When does loyalty flow from love, and when from shared adversity or heritage? “Half of a Yellow Sun” explores these questions through the twins’ uneasy relationship. Like Nigeria’s postcolonial peoples, their lives are involuntarily joined; both they and their nation must choose between a fractious unity and a fraught secession.
The Biafran War has exercised a powerful hold over Nigeria’s literary imagination, animating almost every notable Nigerian writer from Chinua Achebe, Wole Soyinka and Christopher Okigbo to Flora Nwapa, Buchi Emecheta and Ken Saro-Wiwa. Adichie, who was born after the war, belongs to a new generation of talented young Nigerian writers: Helon Habila, Uzondinma Iweala, Helen Oyeyemi and Chris Abani (whose “Graceland,” about a shantytown Elvis impersonator, is one of the most astonishing metropolitan novels of our time).

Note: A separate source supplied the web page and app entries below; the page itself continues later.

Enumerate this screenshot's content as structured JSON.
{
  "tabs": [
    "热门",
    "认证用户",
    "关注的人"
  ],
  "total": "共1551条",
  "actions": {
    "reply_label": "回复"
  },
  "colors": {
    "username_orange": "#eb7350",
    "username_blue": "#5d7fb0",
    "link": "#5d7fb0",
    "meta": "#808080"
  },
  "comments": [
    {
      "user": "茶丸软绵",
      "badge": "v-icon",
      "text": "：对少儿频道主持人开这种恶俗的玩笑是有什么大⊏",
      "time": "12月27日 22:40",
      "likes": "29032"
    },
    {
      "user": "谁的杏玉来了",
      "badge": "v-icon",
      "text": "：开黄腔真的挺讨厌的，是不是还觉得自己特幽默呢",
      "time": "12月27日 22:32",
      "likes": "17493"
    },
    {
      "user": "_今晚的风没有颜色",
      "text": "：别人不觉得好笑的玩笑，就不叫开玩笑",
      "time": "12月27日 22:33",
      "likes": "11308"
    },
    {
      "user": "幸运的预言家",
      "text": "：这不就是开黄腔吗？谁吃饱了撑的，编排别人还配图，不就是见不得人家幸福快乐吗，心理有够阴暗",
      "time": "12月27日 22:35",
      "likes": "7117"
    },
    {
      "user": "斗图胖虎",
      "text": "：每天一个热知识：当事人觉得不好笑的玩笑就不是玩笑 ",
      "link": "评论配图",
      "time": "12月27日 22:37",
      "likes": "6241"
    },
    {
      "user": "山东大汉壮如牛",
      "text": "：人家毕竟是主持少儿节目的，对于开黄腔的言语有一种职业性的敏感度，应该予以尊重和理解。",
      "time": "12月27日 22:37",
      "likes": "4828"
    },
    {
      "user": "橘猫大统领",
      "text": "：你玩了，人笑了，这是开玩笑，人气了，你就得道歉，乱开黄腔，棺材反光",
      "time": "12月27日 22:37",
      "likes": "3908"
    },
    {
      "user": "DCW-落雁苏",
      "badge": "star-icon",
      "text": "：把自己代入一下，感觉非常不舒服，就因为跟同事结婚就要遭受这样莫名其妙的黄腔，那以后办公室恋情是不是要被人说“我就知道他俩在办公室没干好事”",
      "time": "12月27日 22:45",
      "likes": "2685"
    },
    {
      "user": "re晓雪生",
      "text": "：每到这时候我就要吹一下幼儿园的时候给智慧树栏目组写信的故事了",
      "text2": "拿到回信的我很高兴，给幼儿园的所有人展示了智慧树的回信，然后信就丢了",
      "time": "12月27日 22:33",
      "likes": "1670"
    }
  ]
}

Adichie may not have lived through the civil war, but her imagination seems to have been profoundly molded by it: some of her own Igbo family survived Biafra; others did not. Like the young American writer Tom Bissell, for whom the Vietnam War has become a shaping passion via his ravaged veteran father, Adichie approaches her country’s past violence with a blend of generational distance and familial obsession.
This tug of detachment and intimacy gives “Half of a Yellow Sun” an empathetic tone that never succumbs to the simplifying impulses, heroic or demonic, of advocacy literature. Even the most honorable of her characters have humanizing flaws. Adichie understands that novels, above all war novels, cannot easily survive a rush to judgment. And so she takes us into the minds of both a gang-raped bar girl and the once-tender teenage soldier who eventually becomes her assailant. Reaching deep, she finds a “hard clot of fear inside him” at “the casual cruelty of this new world,” a cruelty in which he becomes incrementally complicit.

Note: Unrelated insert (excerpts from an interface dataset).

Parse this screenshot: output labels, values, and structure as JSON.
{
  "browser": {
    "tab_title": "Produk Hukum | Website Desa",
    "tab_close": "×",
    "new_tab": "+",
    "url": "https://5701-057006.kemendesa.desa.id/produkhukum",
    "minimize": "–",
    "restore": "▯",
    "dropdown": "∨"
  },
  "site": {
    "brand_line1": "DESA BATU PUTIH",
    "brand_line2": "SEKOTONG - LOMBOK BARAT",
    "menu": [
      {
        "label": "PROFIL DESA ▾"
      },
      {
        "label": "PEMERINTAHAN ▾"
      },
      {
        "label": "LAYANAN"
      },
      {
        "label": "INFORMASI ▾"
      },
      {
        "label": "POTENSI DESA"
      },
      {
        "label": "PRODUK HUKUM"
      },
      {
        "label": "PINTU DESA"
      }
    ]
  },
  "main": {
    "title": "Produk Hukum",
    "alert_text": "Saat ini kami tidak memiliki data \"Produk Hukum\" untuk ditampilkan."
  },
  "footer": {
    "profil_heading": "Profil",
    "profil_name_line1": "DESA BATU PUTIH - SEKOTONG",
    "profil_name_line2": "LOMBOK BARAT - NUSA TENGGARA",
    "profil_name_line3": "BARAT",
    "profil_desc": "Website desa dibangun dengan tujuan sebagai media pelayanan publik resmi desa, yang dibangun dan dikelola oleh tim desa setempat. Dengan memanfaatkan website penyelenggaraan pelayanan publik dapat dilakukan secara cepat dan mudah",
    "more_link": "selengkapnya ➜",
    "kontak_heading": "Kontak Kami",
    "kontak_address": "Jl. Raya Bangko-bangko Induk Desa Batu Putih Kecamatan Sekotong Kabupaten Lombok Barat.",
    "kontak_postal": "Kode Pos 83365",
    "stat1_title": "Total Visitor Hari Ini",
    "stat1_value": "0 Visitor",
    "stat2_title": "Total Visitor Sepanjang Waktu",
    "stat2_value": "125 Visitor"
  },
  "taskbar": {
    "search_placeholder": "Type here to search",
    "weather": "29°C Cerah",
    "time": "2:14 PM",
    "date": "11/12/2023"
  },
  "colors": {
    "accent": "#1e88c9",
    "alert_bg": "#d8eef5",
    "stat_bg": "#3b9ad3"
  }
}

“Half of a Yellow Sun” speaks through history to our war-racked age not through abstract analogy but through the energy of vibrant, sometimes horrifying detail. A refugee flees the north by train, carrying in a bowl her daughter’s head, still bearing its delicate braids. Famished children in refugee camps find themselves unable to outpace and catch lizards. A child soldier, nicknamed Target Destroyer, uses “words like enemy fire and Attack HQ with a casual coldness, as if to make up for his crying.” A girl’s belly starts to swell, and her mother wonders: is she pregnant or suffering from malnutrition?
The poet Czeslaw Milosz, on fleeing Poland for the United States, was bemused by Americans’ assumption that their future would more or less resemble their present and their past. If you’re from Poland or Nigeria — or Lebanon, Guatemala, Afghanistan, Colombia or Vietnam (or arguably from most societies on earth) — the assumption of continuity can seem improbable to the point of madness.
“Half of a Yellow Sun” takes us inside ordinary lives laid waste by the all too ordinary unraveling of nation states. When an acquaintance of Olanna’s turns up at a refugee camp, she notices that “he was thinner and lankier than she remembered and looked as though he would break in two if he sat down abruptly.” It’s a measure of Adichie’s mastery of small things — and of the mess the world is in — that we see that man arrive, in country after country, again and again and again.